=== Requirement ===
Within the entries below, find every line that has the string "content", then copy it.
::::
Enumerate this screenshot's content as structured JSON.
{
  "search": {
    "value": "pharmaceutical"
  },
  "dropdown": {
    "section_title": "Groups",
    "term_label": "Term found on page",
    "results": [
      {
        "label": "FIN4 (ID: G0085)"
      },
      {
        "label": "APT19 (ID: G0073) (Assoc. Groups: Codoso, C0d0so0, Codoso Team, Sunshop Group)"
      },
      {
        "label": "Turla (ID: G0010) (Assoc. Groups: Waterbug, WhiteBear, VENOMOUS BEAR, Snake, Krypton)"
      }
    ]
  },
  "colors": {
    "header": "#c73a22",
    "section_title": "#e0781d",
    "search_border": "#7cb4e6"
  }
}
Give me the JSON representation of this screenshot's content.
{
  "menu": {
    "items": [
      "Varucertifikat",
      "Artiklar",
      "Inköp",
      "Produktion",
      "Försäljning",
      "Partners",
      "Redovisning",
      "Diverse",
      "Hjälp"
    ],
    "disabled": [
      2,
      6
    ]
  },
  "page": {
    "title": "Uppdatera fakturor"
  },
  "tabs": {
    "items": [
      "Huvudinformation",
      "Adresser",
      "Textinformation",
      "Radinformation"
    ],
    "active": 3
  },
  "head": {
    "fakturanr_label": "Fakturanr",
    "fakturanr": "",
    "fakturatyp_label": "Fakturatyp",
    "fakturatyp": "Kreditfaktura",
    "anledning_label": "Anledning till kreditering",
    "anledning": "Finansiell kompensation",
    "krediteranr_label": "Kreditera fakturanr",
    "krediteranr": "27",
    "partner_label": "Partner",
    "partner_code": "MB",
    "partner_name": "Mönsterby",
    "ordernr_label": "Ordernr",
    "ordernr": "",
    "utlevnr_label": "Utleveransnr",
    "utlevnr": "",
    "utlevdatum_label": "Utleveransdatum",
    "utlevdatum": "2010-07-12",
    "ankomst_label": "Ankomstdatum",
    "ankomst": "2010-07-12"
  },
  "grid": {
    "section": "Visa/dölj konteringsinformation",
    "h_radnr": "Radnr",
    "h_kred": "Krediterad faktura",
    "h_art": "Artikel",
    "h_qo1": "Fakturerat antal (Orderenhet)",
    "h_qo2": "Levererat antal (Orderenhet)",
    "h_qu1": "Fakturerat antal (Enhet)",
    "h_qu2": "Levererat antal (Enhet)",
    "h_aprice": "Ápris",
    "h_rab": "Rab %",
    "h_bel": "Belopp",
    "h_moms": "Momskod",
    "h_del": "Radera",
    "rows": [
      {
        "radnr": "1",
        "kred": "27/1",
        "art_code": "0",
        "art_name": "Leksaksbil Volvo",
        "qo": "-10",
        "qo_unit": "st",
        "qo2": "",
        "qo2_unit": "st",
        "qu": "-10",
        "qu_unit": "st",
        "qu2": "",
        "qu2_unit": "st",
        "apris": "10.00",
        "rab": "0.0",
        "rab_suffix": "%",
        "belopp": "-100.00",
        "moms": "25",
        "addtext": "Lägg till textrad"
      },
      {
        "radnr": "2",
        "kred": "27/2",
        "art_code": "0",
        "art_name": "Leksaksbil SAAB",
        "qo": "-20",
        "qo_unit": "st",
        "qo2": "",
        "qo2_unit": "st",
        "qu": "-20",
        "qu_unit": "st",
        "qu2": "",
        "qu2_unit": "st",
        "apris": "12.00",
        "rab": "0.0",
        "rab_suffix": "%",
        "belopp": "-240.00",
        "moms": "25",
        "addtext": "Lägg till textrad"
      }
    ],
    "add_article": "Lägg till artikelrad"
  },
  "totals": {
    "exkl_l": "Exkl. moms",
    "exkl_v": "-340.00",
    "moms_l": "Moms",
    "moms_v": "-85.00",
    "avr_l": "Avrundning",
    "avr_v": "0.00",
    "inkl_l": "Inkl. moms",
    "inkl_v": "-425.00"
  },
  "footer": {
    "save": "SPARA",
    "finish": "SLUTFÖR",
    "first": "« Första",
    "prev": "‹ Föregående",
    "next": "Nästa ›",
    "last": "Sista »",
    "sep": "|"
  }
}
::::
=== Expected answer ===
Enumerate this screenshot's content as structured JSON.
Give me the JSON representation of this screenshot's content.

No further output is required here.